Tsering has fought tooth and nail to stay open at Sunnyside. However, he said recent vaccination mandates have made it nearly impossible for his business to get back to where it was before the pandemic.

“People don’t want to show vaccination cards,” Tsering said. “If we don’t allow them to have dinner, we lose all our belongings. But if we do, we get fined by the city. We are sandwiched between the guests and the government.

Beny Castro, an adviser at the Queens Economic Development Corporation (QEDC), agrees with Tsering, saying every company he has worked with has taken a huge hit due to city regulations.

“A lot of people don’t want to get vaccinated or think they don’t want to show their vaccination records. This has just been a blow to small businesses and has deeply affected them overall,” Castro said.

Fortunately for Tsering, vaccine and mask mandates will be lifted on March 7. New York City became the first U.S. city to require proof of at least one dose of a COVID-19 vaccine for indoor dining and other activities in August 2021.

Former Mayor Bill de Blasio demanded vaccines in an attempt to stop the spread of COVID and encourage vaccinations. Before proof of vaccines was required, about 66% of adults in the city were fully vaccinated. Today, 86.8% of adults are fully immunized, according to city data.

Tsering hopes that once those mandates are lifted, he will start winning back clients. Otherwise, he will be forced to close his business by the end of this year.

“It would make a huge difference for me and for everyone,” Tsering said. “But if we can’t pay the rent or the bills, we’ll have to leave within a year. It’s very difficult.”

As an advisor to CEQD, Castro works to help local businesses recoup lost revenue due to the pandemic through marketing techniques, securing grants and more. Castro said it broke his heart to see so much hardship in small businesses in Queens.

“I’m very close to a lot of business owners in different industries, but specifically restaurant owners – to see what they’ve had to go through, it’s very sad. It’s very, very difficult,” Castro said. “I can’t count the number of businesses I’ve seen closed.”

Wen Liu of Flushing owns Upper Trans, an education company that teaches English and Mandarin to children and adults.

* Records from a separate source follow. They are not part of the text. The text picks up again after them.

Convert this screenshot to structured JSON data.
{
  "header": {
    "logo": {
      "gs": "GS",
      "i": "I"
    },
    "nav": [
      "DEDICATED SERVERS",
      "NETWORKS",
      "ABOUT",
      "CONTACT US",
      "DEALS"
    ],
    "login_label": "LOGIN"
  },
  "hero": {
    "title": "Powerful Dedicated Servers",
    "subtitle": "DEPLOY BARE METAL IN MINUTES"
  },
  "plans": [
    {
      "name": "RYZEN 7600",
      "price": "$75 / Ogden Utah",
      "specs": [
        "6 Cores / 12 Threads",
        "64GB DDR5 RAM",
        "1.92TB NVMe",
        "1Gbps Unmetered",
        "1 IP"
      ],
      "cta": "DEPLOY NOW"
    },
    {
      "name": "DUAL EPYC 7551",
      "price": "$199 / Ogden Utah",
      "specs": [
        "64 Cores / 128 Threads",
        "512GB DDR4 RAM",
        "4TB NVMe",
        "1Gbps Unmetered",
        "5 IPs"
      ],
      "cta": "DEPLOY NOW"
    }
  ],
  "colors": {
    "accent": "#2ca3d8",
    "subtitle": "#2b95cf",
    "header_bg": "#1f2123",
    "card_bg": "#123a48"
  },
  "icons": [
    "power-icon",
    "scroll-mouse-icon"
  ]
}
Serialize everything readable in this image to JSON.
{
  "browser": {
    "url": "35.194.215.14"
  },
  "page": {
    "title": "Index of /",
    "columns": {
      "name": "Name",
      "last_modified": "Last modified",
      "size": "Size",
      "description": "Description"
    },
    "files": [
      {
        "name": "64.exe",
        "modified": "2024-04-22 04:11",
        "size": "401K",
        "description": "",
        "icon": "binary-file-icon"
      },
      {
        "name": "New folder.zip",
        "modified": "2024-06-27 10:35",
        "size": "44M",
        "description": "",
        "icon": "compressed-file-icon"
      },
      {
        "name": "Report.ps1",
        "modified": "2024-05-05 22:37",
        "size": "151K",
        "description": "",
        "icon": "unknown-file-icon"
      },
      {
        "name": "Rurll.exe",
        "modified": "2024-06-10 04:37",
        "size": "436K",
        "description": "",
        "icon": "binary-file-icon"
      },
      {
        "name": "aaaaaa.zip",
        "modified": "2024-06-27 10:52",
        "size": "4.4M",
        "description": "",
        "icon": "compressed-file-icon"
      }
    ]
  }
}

Liu said he lost 99% of his customers once the pandemic hit New York in 2020.

Before the pandemic, she worked with a community center in Brooklyn, teaching nearly 80 students. Now Liu only has one or two students she works with remotely.

“Before the pandemic, I had no problem buying food or shopping sometimes,” Liu said. “I felt much better walking down the street and I never thought of being attacked in the metro station. But after the pandemic, it’s so scary. Financially, it’s a big loss. I have almost no income. And I don’t go out either for security reasons.

Liu referred to the multitude of Asian hate crimes that have swept the city. Most recently, an Asian woman attacked in Corona in November died after spending weeks in a medically induced coma. Liu even said she thinks the onslaught of racism amid the pandemic has affected her business as well.

“I have a degree in education, a master’s degree, but now I have no students,” Liu said. “I lost a lot”

As COVID-19 cases have trended downward, Mayor Eric Adams stuck by his decision to lift vaccination and mask mandates. He predicts there will be a big growth opportunity for small businesses in the city as regulations are lifted.

“I want to thank the millions of New Yorkers who got vaccinated to help stop the spread,” Adams said. “New York City numbers continue to drop day by day, so as long as the COVID indicators show a low level of risk and we don’t see any surprises this week, on Monday March 7, we will also be lifting the requirements. Key2NYC. This will give business owners time to adapt and allow us to ensure that we are making the best public health decisions for the people of New York.